We asked Matilde Santos to share her testimony about the field trip made to the Materials Bank in the scope of the REVINTAGE project. Matilde is a student of Externato Senhora do Carmo’s Vocational Course of Tourism Technician.
Within the scope of the International Project REVINTAGE, a set of activities were carried out. One of these activities consisted in visiting spaces that host national heritage. The main objective was to investigate how we can help people involved in the professional teaching of construction and design to gain knowledge about preservation and restoration of authentic elements of interiors, through modern means, such as the collaboration of professionals in the field of interior preservation.
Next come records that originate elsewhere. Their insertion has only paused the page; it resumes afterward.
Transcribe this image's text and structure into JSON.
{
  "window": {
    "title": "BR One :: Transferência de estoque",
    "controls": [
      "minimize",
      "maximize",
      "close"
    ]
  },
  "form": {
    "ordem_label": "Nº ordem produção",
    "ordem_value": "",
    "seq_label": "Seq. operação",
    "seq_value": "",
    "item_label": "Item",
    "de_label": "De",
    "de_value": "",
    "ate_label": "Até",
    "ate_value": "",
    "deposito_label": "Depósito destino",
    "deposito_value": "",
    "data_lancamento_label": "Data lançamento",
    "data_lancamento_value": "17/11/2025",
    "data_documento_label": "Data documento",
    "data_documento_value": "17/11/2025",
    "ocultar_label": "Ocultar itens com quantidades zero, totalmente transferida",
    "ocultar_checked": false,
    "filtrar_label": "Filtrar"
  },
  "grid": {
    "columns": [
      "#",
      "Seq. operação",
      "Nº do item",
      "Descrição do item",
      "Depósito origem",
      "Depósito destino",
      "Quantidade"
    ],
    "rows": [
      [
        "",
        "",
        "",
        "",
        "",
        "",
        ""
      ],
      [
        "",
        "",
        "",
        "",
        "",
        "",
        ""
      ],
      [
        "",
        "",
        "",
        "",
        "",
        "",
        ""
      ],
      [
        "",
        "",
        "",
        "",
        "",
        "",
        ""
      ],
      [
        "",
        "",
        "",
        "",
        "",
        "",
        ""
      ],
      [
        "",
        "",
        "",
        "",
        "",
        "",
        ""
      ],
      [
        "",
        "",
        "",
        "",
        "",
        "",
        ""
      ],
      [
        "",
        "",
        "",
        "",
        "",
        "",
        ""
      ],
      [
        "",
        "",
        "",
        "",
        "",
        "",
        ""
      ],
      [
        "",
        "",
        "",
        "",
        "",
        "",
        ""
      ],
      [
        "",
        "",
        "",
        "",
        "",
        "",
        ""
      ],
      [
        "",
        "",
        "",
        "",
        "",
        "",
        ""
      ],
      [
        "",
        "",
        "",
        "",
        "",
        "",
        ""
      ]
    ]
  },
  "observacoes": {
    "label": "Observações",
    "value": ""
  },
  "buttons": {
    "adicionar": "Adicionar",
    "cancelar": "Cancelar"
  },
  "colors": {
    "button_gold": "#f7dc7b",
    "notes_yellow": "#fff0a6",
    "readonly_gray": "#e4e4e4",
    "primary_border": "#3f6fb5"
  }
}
Meetings for the Revintage projects were held in all three partner countries of the Netherlands, Portugal, and Malta. They involved experts in aspects of built heritage preservation, who reviewed our plans for the curriculum and provided comments. They included representatives of VET programs and experts on built heritage and recent interiors.
The Revintage project presents the final version of the Revintage curriculum description. Experts from the VET sector and content experts commented on the earlier version. Their comments have been incorporated into this version. In a limited number of cases, this shows different views. These are both listed for clarity.
By António Neves, architect
The house featured in the photo above was designed in 1957 by architect Mário Carlos Barbosa Ferreira, located in Porto, on Avenida Fernão de Magalhães, and restored by us. Ferreira graduated in 1940 from the Oporto School of Fine Arts. We learned about his collaboration with two of the most relevant architectural offices in the city at that time, the one headed by Arménio Losa and Cassiano Barbosa and the other by Viana de Lima.
By David Ellul
Born on August 26th 1888 and residing at Valletta, Gustave Romeo Vincenti, was the son of Luigi Vincenti, a wealthy trader and merchant who imported goods such as wines, spirits, cigars and cigarettes in Malta during the late 19th and early 20th Century.
The question we often get asked is what typifies a European interior. To be sure, we’re not referring to “interior design” in the sense of a uniform interior showing a designer’s “hand”, but rather the everyday interiors that shaped our lives. What typified the design trends that our parents, grandparents and earlier generations used to shaped their daily environment?
The UK website Nostalgia Central had a go at defining what made up European interiors during the 1960s:
“The majority of homes in the 1960s were furnished with an eclectic mixture of furniture from a variety of periods, but the increase in the number of young people setting up homes in their own flats and bed-sits bred a new ‘young’ environment.”
The Revintage project had its third meeting last January in Porto, Portugal, in which the participants further outlined their efforts to partner with VET (Vocational Education and Training) institutions in order to further the preservation of post-war European interiors.
In general, we saw a lot of interest in the subject and the need to pay attention to it. At the same time, we also experienced that it is sometimes difficult to get in touch with representatives of the VET sector. This is not necessarily due to disinterest but to time and the limited possibilities that the current curriculum has in terms of supplementation with new topics. The three partners’ approaches differed as a result of the opportunities. However, this led to an interesting complementary approach that gave us more information.
The central question for the next stage of the project is: What could be the role of VET and heritage institutions and -professionals in preserving post-war interiors? Keep posted for more news.
You can download and read the report of Revintage Activity 3 via this link (pdf file).
Now that we are under way with Revintage, we’re glad to give you the first results of the project. These are two research papers:
- a survey into the preservation of pre-war built heritage in Malta, Portugal and the Netherlands, and
- a report mapping out the VET sector which offers training in areas relevant to the preservation of interiors.
These are just the first steps in the project; much more will follow.
Visit the reports of the first two project activities here.
RevIntAge, a project dedicated to the preservation of and education on post-war European interiors, meets in Malta on 30 and 31 August, in order to exchange experiences, methods, and ways to ensure the preservation of interior heritage.
Read more about the project here.